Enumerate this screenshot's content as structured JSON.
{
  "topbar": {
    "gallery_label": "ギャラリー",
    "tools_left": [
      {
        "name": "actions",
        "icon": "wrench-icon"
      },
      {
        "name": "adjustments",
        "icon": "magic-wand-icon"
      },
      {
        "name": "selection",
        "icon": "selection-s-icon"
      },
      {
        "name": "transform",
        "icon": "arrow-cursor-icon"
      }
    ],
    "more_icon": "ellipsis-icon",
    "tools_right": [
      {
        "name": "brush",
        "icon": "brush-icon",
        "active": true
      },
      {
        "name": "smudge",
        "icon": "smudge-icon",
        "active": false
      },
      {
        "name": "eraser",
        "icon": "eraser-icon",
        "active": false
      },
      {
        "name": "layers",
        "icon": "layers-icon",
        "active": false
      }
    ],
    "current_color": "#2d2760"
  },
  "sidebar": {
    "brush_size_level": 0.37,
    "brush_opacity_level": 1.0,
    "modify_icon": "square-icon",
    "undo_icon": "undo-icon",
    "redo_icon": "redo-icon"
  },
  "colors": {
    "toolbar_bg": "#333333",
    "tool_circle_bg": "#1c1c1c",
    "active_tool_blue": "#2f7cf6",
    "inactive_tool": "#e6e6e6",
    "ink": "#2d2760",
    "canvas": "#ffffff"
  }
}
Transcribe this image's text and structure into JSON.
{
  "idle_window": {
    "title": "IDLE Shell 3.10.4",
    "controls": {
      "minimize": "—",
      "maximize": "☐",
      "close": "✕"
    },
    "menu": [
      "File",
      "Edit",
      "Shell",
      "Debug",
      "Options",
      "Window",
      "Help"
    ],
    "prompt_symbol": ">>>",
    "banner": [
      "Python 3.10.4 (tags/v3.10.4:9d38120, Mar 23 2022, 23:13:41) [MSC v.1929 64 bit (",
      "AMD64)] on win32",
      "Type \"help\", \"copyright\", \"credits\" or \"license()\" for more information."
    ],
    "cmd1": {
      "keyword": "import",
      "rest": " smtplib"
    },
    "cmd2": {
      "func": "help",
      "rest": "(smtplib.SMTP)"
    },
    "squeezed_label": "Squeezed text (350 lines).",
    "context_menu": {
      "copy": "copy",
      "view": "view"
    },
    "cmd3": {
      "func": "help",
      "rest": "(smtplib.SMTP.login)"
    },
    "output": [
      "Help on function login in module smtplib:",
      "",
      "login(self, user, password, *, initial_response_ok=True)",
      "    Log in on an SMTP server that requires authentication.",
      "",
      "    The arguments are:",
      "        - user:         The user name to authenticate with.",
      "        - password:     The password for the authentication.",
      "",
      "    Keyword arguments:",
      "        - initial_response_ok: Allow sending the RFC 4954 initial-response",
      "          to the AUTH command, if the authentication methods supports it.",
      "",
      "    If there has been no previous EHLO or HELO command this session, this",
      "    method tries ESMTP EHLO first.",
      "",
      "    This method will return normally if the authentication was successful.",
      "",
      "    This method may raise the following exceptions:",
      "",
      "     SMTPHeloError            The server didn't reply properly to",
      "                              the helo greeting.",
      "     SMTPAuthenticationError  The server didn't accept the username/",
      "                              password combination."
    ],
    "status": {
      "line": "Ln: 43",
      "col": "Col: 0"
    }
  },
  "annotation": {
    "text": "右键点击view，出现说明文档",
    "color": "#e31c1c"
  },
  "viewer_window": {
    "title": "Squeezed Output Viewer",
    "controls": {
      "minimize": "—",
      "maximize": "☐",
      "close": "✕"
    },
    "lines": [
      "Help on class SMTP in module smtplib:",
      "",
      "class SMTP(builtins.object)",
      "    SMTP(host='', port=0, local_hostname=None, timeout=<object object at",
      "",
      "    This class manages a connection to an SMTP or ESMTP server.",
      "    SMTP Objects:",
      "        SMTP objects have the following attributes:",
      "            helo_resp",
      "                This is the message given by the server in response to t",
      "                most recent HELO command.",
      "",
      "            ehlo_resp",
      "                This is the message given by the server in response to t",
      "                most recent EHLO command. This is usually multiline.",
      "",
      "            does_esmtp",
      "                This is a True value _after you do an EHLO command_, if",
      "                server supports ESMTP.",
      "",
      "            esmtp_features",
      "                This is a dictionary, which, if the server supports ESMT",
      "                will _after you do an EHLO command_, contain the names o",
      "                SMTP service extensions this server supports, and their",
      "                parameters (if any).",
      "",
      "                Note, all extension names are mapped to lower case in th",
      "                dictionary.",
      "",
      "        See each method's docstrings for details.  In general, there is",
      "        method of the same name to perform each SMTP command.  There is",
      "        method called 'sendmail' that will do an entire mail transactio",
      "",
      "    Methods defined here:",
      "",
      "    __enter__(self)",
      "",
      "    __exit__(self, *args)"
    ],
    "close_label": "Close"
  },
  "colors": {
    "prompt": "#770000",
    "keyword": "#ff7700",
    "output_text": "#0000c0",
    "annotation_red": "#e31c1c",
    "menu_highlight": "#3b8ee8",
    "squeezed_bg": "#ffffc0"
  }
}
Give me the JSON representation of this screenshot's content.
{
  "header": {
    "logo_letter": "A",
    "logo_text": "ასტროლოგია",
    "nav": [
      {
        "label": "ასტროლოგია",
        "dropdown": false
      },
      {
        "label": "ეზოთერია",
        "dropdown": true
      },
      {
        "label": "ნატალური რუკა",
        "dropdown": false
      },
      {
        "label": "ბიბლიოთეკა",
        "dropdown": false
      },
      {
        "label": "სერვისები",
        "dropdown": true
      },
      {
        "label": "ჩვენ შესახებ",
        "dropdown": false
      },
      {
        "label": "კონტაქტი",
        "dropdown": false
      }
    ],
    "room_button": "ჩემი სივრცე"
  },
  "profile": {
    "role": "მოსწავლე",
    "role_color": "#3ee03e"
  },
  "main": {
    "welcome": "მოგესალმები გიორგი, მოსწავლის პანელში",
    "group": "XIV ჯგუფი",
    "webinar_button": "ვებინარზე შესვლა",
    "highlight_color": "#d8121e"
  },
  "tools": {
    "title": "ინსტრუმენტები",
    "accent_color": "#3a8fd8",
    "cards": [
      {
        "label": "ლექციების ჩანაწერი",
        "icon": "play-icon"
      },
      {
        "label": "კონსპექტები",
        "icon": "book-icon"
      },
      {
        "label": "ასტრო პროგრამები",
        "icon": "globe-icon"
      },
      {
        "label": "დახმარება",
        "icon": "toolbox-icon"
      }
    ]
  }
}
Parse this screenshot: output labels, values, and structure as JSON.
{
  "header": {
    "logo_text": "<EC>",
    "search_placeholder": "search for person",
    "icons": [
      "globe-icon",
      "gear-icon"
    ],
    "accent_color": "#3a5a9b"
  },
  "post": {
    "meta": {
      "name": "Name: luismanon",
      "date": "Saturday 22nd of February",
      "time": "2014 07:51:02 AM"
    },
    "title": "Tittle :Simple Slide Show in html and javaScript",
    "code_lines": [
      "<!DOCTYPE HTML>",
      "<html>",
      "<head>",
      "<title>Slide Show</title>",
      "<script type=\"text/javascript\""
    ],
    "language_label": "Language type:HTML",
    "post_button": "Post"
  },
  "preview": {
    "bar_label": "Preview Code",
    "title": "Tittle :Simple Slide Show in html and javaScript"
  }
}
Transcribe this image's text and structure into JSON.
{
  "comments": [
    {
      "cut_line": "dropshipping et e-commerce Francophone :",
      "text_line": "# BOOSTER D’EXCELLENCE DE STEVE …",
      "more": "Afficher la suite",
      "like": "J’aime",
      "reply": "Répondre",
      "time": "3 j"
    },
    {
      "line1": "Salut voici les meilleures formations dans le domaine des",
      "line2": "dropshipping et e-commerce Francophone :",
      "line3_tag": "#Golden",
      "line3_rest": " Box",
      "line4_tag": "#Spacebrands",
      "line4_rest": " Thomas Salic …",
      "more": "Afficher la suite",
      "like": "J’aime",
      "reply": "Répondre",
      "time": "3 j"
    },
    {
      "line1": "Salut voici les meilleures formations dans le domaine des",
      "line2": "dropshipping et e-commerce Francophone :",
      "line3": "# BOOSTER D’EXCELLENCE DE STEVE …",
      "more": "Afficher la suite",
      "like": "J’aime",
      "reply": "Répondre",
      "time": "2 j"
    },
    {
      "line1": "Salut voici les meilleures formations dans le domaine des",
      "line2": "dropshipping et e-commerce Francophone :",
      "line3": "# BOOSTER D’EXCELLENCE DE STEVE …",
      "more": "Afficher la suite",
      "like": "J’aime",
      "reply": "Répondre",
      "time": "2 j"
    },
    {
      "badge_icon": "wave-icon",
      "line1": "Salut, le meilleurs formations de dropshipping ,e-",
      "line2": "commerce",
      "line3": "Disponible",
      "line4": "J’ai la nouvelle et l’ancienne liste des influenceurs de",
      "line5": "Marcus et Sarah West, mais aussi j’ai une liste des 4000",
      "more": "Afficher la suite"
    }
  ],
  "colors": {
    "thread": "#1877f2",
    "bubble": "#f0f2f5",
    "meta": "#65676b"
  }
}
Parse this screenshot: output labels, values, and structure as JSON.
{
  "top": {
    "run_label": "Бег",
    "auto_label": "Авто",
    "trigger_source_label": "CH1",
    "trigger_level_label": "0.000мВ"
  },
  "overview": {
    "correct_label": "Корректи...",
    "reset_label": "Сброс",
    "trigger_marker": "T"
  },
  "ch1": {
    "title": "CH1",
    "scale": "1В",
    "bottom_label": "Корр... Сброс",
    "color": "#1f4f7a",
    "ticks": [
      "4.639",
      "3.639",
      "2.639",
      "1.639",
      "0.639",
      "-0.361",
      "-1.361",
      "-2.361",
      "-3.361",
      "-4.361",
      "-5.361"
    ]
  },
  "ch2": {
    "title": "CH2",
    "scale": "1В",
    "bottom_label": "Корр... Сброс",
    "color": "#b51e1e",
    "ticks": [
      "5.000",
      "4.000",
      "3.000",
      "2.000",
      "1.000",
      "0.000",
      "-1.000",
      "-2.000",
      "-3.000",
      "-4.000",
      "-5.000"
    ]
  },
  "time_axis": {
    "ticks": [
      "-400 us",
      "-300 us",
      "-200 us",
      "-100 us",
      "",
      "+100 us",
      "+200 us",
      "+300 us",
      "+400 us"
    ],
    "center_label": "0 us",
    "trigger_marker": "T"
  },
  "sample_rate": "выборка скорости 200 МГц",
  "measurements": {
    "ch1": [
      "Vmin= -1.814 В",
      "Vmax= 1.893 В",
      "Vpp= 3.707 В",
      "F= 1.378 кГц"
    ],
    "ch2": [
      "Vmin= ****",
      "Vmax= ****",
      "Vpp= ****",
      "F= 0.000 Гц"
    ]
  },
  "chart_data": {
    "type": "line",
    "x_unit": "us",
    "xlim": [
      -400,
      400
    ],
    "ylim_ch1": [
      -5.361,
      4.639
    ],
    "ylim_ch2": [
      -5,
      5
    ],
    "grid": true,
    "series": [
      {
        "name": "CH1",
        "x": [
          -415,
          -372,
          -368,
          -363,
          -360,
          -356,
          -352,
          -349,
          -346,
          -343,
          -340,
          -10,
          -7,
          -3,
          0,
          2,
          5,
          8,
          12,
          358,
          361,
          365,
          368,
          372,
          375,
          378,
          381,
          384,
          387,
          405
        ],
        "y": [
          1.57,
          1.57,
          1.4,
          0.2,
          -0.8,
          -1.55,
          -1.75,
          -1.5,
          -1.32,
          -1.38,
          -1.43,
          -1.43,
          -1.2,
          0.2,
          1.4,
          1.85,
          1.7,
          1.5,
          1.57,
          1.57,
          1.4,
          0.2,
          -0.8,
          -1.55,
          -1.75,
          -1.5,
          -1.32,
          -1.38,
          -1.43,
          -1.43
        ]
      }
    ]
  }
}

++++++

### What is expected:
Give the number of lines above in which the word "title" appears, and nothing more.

### Completed exercise:
8